He arranges for Carmen to audition for an elite dance school in Los Angeles, but she is reticent to accept his offer. Driven by the guilt of her commitments, Carmen is locked in a vicious cycle of staying committed to her dance crew, helping to provide for her family with her job at the grocery store, and taking care of Gina, who is in a physically abusive relationship. While everyone around her is prodding Carmen to chase after her dreams, ultimately it’s up to her to let go of the past that is holding her back and embrace her future.
With its young-urban-girl-uses-dance-to-transcend-her-environment-and-embrace-her-destiny motif, GO FOR IT follows in the vein of several of its predecessors, such as the popular STEP UP movie series. The dance sequences in GO FOR IT are not as creatively fulfilling as the STEP UP series, instead relying on quick editing to make the dancing seem more exciting. However, the character arc in GO FOR IT is a little stronger. The movie has some stale dialogue and one-dimensional characters, but Carmen’s journey – especially as it relates to her best friend, Gina – is solid. The movie, at times, becomes convoluted with too many plot points and inexplicable character twists – most notably, Frank, Carmen’s teacher. He wants the best for Carmen, but his intention is muddy and his shifts are not explained in a dramatically satisfying way.

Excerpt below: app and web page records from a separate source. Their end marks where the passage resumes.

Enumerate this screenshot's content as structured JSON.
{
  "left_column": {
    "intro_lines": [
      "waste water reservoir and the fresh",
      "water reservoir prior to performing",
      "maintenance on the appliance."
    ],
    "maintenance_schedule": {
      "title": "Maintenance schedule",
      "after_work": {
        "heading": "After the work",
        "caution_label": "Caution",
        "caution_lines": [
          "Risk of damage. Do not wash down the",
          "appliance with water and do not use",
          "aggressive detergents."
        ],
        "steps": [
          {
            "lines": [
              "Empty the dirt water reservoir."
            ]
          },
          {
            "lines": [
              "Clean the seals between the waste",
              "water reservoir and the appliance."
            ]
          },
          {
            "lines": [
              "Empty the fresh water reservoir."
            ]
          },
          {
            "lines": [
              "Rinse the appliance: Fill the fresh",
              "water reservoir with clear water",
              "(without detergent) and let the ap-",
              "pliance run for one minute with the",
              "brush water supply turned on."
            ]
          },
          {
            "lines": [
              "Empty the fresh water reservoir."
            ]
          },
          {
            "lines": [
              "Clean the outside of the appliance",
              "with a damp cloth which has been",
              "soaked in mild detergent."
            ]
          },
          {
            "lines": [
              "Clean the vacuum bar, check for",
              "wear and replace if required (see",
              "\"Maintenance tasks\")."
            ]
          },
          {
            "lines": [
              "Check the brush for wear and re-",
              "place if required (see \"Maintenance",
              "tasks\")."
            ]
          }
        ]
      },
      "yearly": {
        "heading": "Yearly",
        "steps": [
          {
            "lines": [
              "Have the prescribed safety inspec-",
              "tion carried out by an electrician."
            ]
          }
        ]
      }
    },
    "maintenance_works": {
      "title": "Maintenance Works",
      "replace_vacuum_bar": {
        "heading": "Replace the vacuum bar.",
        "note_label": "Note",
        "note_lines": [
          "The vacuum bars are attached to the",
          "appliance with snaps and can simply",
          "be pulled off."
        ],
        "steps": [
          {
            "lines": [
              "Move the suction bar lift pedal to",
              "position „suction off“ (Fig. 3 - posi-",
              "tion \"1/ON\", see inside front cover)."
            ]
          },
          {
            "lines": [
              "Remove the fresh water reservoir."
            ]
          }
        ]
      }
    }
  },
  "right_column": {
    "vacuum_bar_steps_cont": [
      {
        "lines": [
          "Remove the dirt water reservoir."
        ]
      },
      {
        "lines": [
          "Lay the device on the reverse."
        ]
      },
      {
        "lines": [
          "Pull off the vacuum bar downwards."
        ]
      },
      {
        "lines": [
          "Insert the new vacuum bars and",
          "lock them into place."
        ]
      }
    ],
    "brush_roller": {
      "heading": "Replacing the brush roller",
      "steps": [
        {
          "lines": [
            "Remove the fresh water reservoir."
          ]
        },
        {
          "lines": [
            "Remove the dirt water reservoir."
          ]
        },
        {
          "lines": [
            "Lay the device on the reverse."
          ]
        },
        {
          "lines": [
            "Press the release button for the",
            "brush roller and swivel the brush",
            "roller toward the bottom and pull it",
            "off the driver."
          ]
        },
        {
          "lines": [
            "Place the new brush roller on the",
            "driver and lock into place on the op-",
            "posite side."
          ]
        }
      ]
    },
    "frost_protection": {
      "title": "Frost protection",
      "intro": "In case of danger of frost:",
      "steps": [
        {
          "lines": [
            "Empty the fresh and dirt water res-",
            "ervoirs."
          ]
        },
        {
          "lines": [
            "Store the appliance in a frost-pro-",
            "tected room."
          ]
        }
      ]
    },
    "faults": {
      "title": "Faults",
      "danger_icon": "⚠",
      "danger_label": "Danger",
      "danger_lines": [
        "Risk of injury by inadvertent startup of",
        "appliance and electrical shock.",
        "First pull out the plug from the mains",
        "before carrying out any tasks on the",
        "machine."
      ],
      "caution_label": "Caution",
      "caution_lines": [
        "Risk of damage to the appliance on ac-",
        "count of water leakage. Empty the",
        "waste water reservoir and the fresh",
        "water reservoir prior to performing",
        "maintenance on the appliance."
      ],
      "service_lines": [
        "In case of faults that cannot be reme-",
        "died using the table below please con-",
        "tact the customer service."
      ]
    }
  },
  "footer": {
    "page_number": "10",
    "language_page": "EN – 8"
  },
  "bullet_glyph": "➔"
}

The movie also has some content that requires extreme caution. It contains a mixed pagan worldview, with a lot of foul language, some alcohol and drug use, miscellaneous immorality such as disrespect to parents, a lot of implied sexuality, graphic sexual dialogue, salacious dancing and some violence, including an incredibly graphic scene of physical abuse where a young man beats and chokes his girlfriend to death. The movie does have some mildly redeeming elements, such as reconciliation between family members. Also, it depicts parents and teachers in a positive light, but it still requires extreme caution, especially for younger people and teens.